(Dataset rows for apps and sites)
══════
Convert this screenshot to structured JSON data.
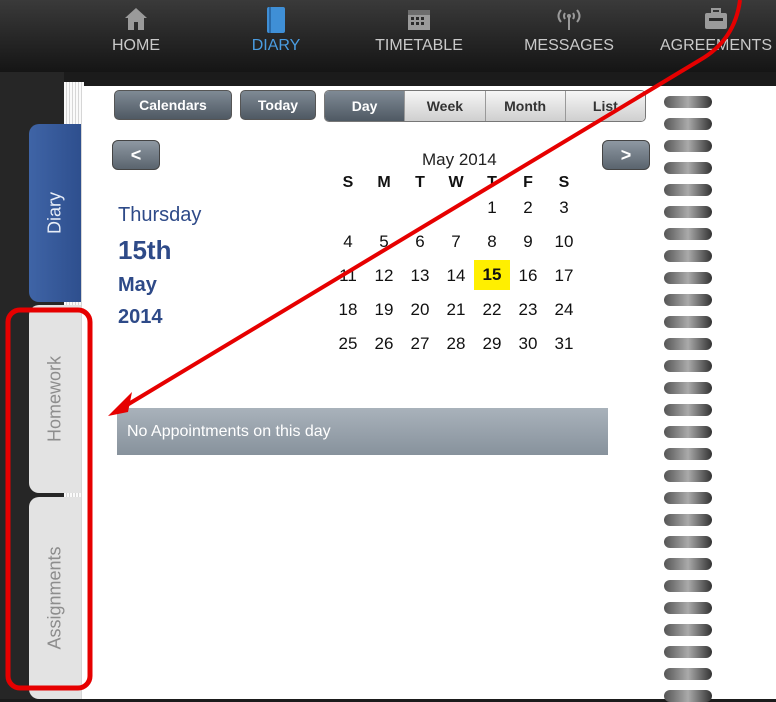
{
  "nav": {
    "items": [
      {
        "label": "HOME",
        "icon": "home-icon"
      },
      {
        "label": "DIARY",
        "icon": "book-icon",
        "active": true
      },
      {
        "label": "TIMETABLE",
        "icon": "calendar-icon"
      },
      {
        "label": "MESSAGES",
        "icon": "broadcast-icon"
      },
      {
        "label": "AGREEMENTS",
        "icon": "briefcase-icon"
      }
    ]
  },
  "tabs": {
    "diary": "Diary",
    "homework": "Homework",
    "assignments": "Assignments"
  },
  "toolbar": {
    "calendars": "Calendars",
    "today": "Today",
    "views": [
      "Day",
      "Week",
      "Month",
      "List"
    ],
    "prev": "<",
    "next": ">"
  },
  "selected": {
    "weekday": "Thursday",
    "day": "15th",
    "month": "May",
    "year": "2014"
  },
  "calendar": {
    "title": "May 2014",
    "weekdays": [
      "S",
      "M",
      "T",
      "W",
      "T",
      "F",
      "S"
    ],
    "weeks": [
      [
        "",
        "",
        "",
        "",
        "1",
        "2",
        "3"
      ],
      [
        "4",
        "5",
        "6",
        "7",
        "8",
        "9",
        "10"
      ],
      [
        "11",
        "12",
        "13",
        "14",
        "15",
        "16",
        "17"
      ],
      [
        "18",
        "19",
        "20",
        "21",
        "22",
        "23",
        "24"
      ],
      [
        "25",
        "26",
        "27",
        "28",
        "29",
        "30",
        "31"
      ]
    ],
    "today": "15"
  },
  "appointments": {
    "empty_text": "No Appointments on this day"
  },
  "colors": {
    "accent": "#4a9de2",
    "diary_tab": "#3f64a6",
    "today_highlight": "#ffef00",
    "annotation": "#e60000"
  }
}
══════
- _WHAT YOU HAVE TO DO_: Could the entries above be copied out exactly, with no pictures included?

- _ANSWER TO THE PROBLEM_:
Convert this screenshot to structured JSON data.
{
  "nav": {
    "items": [
      {
        "label": "HOME",
        "icon": "home-icon"
      },
      {
        "label": "DIARY",
        "icon": "book-icon",
        "active": true
      },
      {
        "label": "TIMETABLE",
        "icon": "calendar-icon"
      },
      {
        "label": "MESSAGES",
        "icon": "broadcast-icon"
      },
      {
        "label": "AGREEMENTS",
        "icon": "briefcase-icon"
      }
    ]
  },
  "tabs": {
    "diary": "Diary",
    "homework": "Homework",
    "assignments": "Assignments"
  },
  "toolbar": {
    "calendars": "Calendars",
    "today": "Today",
    "views": [
      "Day",
      "Week",
      "Month",
      "List"
    ],
    "prev": "<",
    "next": ">"
  },
  "selected": {
    "weekday": "Thursday",
    "day": "15th",
    "month": "May",
    "year": "2014"
  },
  "calendar": {
    "title": "May 2014",
    "weekdays": [
      "S",
      "M",
      "T",
      "W",
      "T",
      "F",
      "S"
    ],
    "weeks": [
      [
        "",
        "",
        "",
        "",
        "1",
        "2",
        "3"
      ],
      [
        "4",
        "5",
        "6",
        "7",
        "8",
        "9",
        "10"
      ],
      [
        "11",
        "12",
        "13",
        "14",
        "15",
        "16",
        "17"
      ],
      [
        "18",
        "19",
        "20",
        "21",
        "22",
        "23",
        "24"
      ],
      [
        "25",
        "26",
        "27",
        "28",
        "29",
        "30",
        "31"
      ]
    ],
    "today": "15"
  },
  "appointments": {
    "empty_text": "No Appointments on this day"
  },
  "colors": {
    "accent": "#4a9de2",
    "diary_tab": "#3f64a6",
    "today_highlight": "#ffef00",
    "annotation": "#e60000"
  }
}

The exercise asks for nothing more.